In terms of how this impacts the finance function, Jeff Thomson, president and CEO at the Institute of Management Accountants (IMA), wrote that “automation has moved the finance function closer to business strategy and decision-making, as basic ‘number-crunching’ is left to software. This has, in turn, altered the CFO’s role. Another key development has been the emergence of ‘stakeholder capitalism.’”
The article asserts that the “traditional role of the guardian of an entity’s finances has been superseded by a new reality: one where the CFO has a broader function across the piece, where performance is measured against the three Ps of people, profit, and purpose that are increasingly used to evaluate success.”
Some critics may have dismissed stakeholder capitalism as large organizations merely paying lip service to the changing needs and wants of employees, partners, and consumers. However, there is real evidence that companies are adopting new practices and in turn redrawing the boundaries of trust and integrity. The real challenge comes in creating the metrics that can succinctly communicate the benefits of stakeholder capitalism to the broader business. One such initiative is the World Economic Forum (WEF) Measuring Stakeholder Capitalism index, created to help CFOs explain in a consistent way how their investments in people, the planet, wider social prosperity, and governance can create value for their stakeholders.
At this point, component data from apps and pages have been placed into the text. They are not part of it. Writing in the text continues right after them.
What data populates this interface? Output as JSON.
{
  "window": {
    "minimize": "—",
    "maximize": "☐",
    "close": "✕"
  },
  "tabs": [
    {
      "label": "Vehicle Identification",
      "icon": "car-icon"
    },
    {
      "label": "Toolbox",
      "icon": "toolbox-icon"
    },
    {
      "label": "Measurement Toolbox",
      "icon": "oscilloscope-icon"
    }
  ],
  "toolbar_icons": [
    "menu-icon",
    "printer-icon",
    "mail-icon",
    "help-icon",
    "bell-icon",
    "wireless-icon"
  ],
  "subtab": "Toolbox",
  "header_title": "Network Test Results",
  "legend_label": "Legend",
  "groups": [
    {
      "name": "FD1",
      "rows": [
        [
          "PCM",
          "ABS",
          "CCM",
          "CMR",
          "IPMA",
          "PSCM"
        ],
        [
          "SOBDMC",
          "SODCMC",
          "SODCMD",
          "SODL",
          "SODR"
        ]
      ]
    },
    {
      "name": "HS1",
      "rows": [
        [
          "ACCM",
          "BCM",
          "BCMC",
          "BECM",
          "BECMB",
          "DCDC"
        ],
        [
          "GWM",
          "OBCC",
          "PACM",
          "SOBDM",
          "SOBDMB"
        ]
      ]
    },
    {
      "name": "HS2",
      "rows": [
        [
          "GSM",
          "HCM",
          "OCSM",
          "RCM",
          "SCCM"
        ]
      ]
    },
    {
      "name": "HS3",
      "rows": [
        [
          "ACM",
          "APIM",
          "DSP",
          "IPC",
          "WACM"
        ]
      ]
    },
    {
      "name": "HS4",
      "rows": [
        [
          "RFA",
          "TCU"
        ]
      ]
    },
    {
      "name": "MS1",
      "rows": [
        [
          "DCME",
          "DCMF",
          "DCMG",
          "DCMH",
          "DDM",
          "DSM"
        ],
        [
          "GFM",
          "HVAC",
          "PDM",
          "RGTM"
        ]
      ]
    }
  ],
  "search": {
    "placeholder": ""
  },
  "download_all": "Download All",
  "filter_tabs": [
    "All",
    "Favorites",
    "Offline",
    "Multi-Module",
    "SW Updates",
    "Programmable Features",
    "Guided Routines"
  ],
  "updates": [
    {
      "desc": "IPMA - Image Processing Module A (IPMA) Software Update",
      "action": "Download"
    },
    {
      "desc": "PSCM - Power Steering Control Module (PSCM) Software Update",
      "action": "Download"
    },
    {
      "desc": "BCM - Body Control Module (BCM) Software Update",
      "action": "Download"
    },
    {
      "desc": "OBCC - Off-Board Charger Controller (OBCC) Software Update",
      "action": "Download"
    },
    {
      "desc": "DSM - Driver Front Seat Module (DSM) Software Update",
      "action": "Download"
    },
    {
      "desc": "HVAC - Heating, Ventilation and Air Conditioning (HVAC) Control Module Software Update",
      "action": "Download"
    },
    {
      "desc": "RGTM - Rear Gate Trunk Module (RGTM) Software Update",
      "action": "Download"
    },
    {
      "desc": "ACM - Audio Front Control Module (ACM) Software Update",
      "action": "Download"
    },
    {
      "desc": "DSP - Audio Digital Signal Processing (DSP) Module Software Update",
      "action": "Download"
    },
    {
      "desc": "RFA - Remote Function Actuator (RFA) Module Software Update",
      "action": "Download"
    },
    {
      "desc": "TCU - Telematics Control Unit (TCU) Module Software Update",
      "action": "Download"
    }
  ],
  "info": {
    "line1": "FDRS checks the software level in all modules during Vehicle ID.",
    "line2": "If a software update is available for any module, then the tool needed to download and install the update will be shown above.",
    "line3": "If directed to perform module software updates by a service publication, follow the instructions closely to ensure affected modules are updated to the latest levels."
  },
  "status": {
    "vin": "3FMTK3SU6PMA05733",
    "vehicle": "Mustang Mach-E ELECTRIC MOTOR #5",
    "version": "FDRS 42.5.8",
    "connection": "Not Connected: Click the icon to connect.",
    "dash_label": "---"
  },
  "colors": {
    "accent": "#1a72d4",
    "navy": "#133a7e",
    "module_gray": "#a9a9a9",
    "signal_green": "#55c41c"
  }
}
A collaborative project involved EY teams and other major accountancy firms, non-governmental organizations (NGOs), and investors to develop and publish universal environmental, social, and governance (ESG) metrics and disclosures that companies can report on regardless of their industry or region. These metrics and disclosures align with existing standards, enabling companies to report nonfinancial disclosures with common definitions and meaning. According to the study, more than 120 members of the WEF’s International Business Council are expected to adopt these metrics, paving the way for wider adoption.
The report states, “Long-term value is likely to move [stakeholder capitalism] from aspiration to reality particularly if CFOs take the lead in embedding it into corporate reporting, organization culture, and strategic decision-making.”
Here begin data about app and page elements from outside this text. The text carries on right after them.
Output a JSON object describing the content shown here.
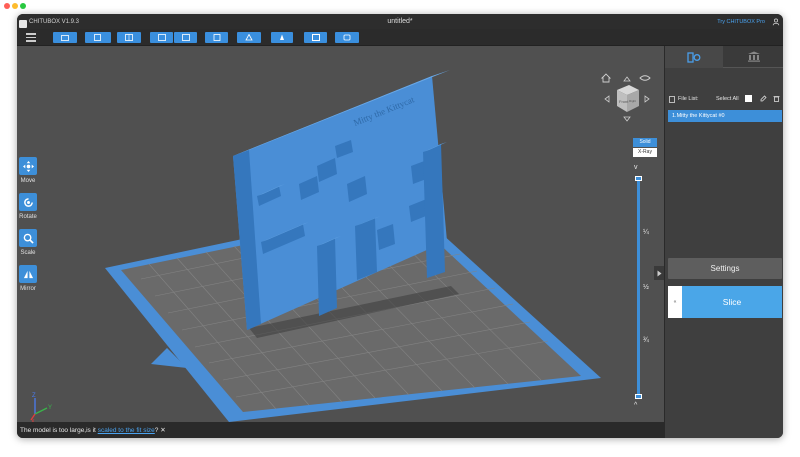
{
  "app": {
    "name": "CHITUBOX V1.9.3",
    "document_title": "untitled*",
    "pro_link": "Try CHITUBOX Pro"
  },
  "toolbar": {
    "buttons": [
      "open-file",
      "save-file",
      "workspace",
      "undo",
      "redo",
      "settings",
      "support",
      "hollow",
      "layout",
      "info"
    ]
  },
  "tools": [
    {
      "label": "Move",
      "icon": "move-icon"
    },
    {
      "label": "Rotate",
      "icon": "rotate-icon"
    },
    {
      "label": "Scale",
      "icon": "scale-icon"
    },
    {
      "label": "Mirror",
      "icon": "mirror-icon"
    }
  ],
  "model": {
    "embossed_text": "Mitty the Kittycat"
  },
  "axes": {
    "x": "X",
    "y": "Y",
    "z": "Z"
  },
  "view": {
    "cube_face": "Front",
    "cube_face_side": "Right",
    "solid_label": "Solid",
    "xray_label": "X-Ray"
  },
  "slider": {
    "marks": [
      "¼",
      "½",
      "¾"
    ],
    "up": "^",
    "down": "v"
  },
  "panel": {
    "file_list_label": "File List:",
    "select_all_label": "Select All",
    "files": [
      "1.Mitty the Kittycat #0"
    ],
    "settings_label": "Settings",
    "slice_label": "Slice",
    "slice_arrow": "«"
  },
  "status": {
    "message_prefix": "The model is too large,is it ",
    "message_link": "scaled to the fit size",
    "message_suffix": "?",
    "close": "✕"
  },
  "colors": {
    "accent": "#3d8fd9",
    "model_blue": "#4a8ed6",
    "platform_gray": "#6b6b6b",
    "viewport_bg": "#505050"
  }
}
Critical to Trust: Technology and Skills Development
The evolution of technology and pace of change brought about by cloud, mobile, and digital technologies are transforming the way finance operates. COVID-19 and the rise of stakeholder capitalism—mixed with an uncertain political and economic landscape—have intensified the issue of trust on two levels.
First, CFOs and their cohorts need technology they can trust; for example, having confidence in the data that’s at their disposal. This means knowing that their technology partners can deliver when it comes to their architectural, operational, and organizational security, including privacy and compliance requirements.
Second, the year 2020 also saw the continuation of consumers and businesses disassociating themselves with organizations that failed to meet the required standard when it came to the execution of their values. Stakeholder capitalism has brought increased expectations of what businesses should deliver at a time when consumer trust is at an all-time low. Customers make technology purchasing decisions based on a broad range of factors, including environmental commitment; how partners treat their employees, customers, and community; and their long-term commitment to serving customer needs. It is no longer simply a case of speeds and feeds.